*What you will do*. From the entries below, count the lines with "JSON". Write only the count.

———

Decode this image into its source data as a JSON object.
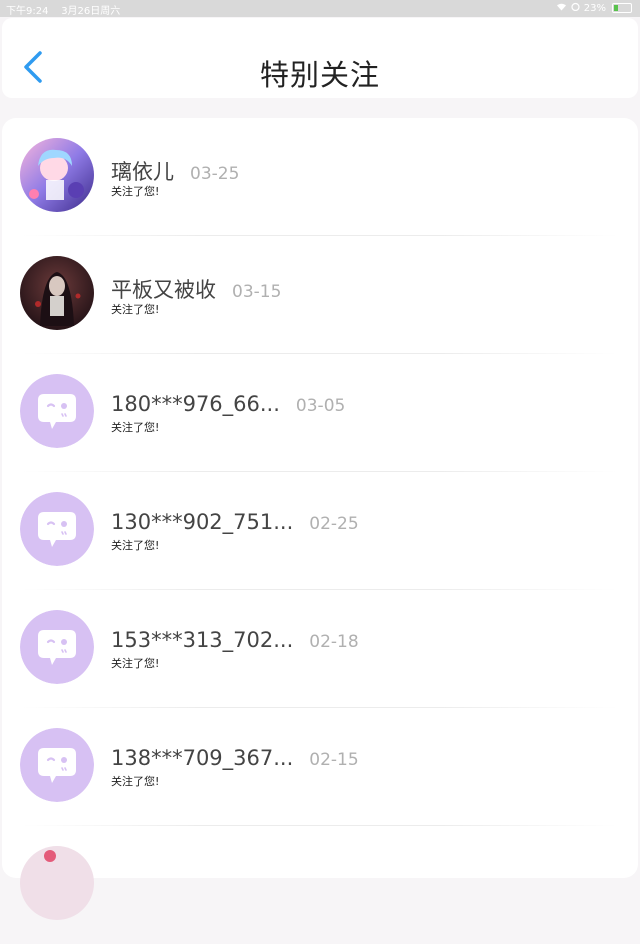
{
  "status": {
    "time": "下午9:24",
    "date": "3月26日周六",
    "battery": "23%"
  },
  "header": {
    "title": "特别关注",
    "back_icon": "chevron-left-icon",
    "accent": "#2f9bf0"
  },
  "rows": [
    {
      "name": "璃依儿",
      "date": "03-25",
      "sub": "关注了您!",
      "avatar": "photo-anime-pink"
    },
    {
      "name": "平板又被收",
      "date": "03-15",
      "sub": "关注了您!",
      "avatar": "photo-anime-dark"
    },
    {
      "name": "180***976_66...",
      "date": "03-05",
      "sub": "关注了您!",
      "avatar": "default-chat-bubble"
    },
    {
      "name": "130***902_751...",
      "date": "02-25",
      "sub": "关注了您!",
      "avatar": "default-chat-bubble"
    },
    {
      "name": "153***313_702...",
      "date": "02-18",
      "sub": "关注了您!",
      "avatar": "default-chat-bubble"
    },
    {
      "name": "138***709_367...",
      "date": "02-15",
      "sub": "关注了您!",
      "avatar": "default-chat-bubble"
    }
  ],
  "colors": {
    "default_avatar_bg": "#d7c1f3",
    "muted_date": "#b0b0b0"
  }
}
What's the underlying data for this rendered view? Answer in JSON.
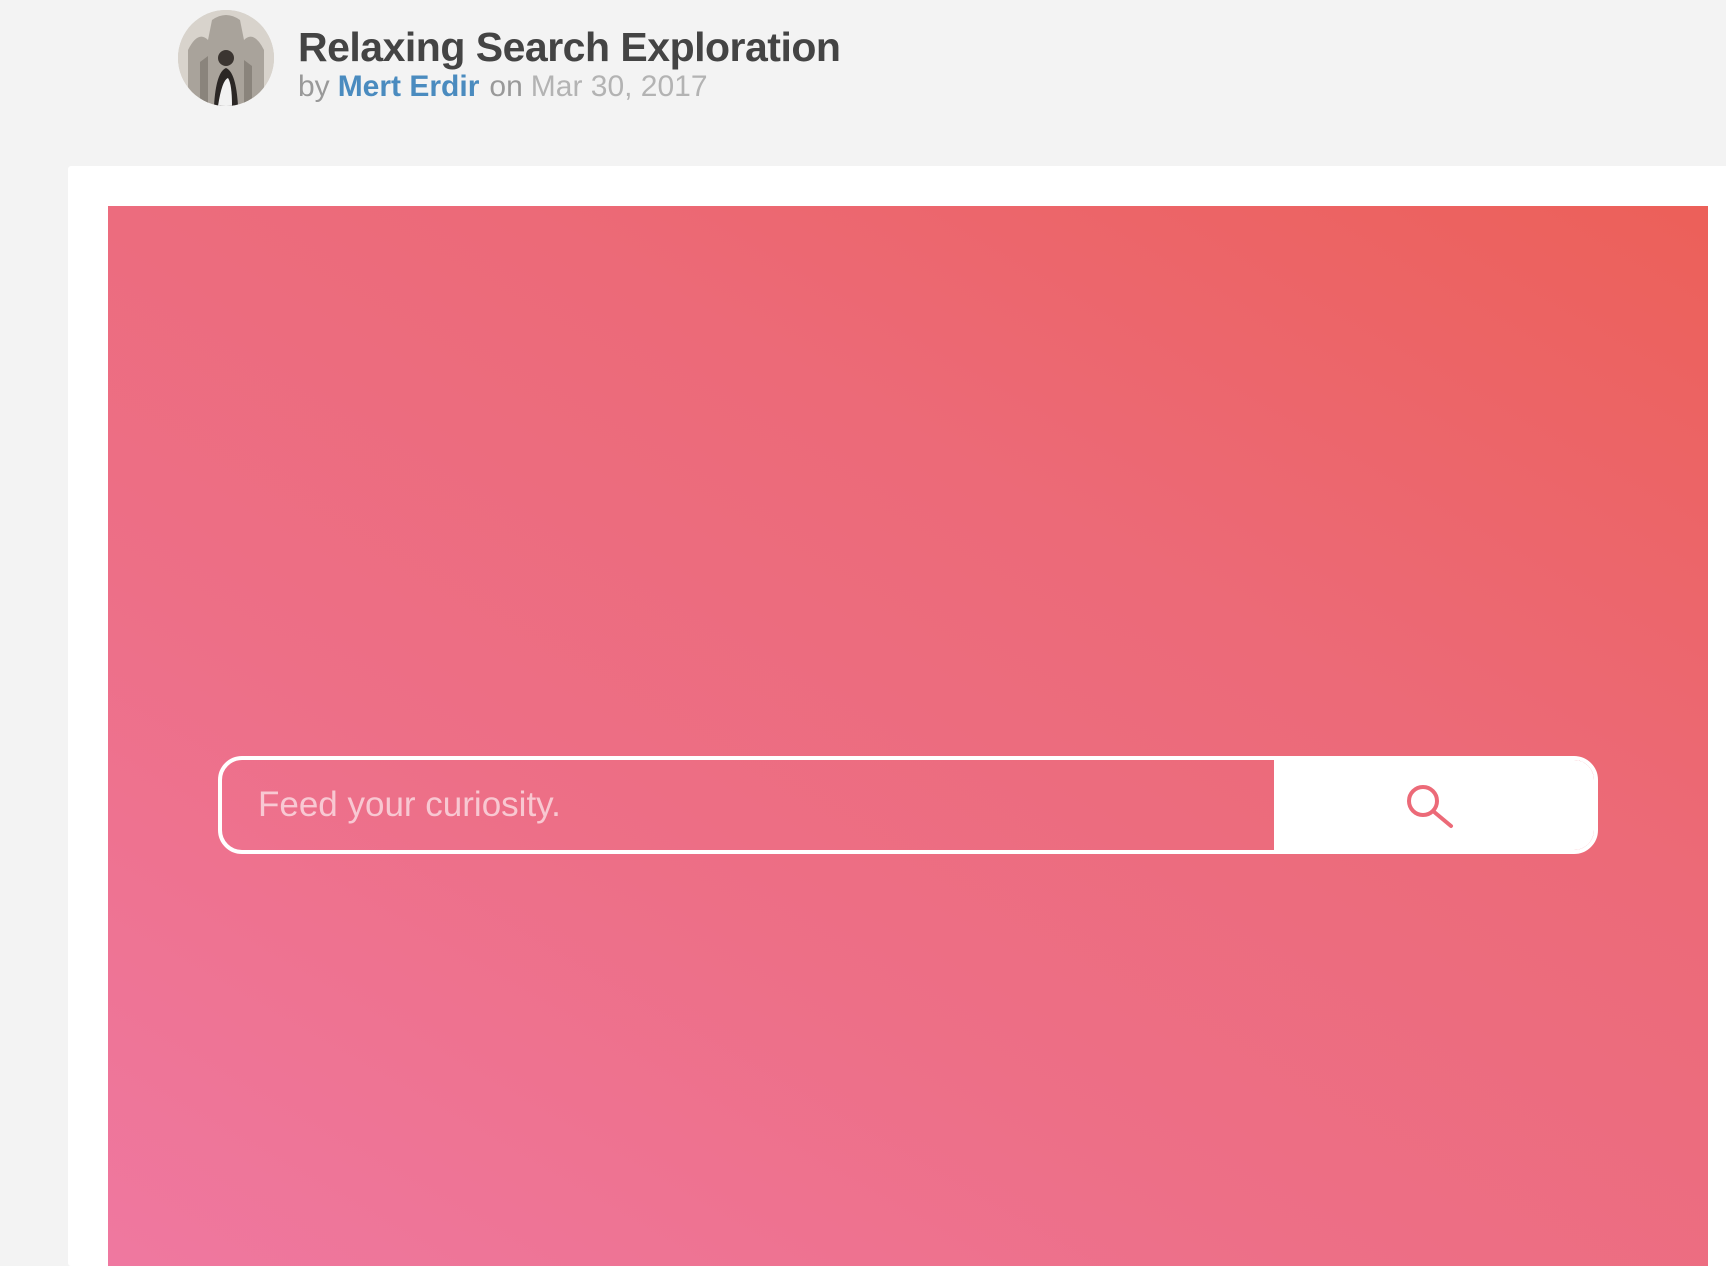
{
  "shot": {
    "title": "Relaxing Search Exploration",
    "by_label": "by",
    "author": "Mert Erdir",
    "on_label": "on",
    "date": "Mar 30, 2017"
  },
  "preview": {
    "search_placeholder": "Feed your curiosity.",
    "search_icon": "search-icon",
    "gradient_colors": [
      "#ef78a0",
      "#ec6059"
    ],
    "accent": "#ec6a78"
  }
}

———

*Solution*. 2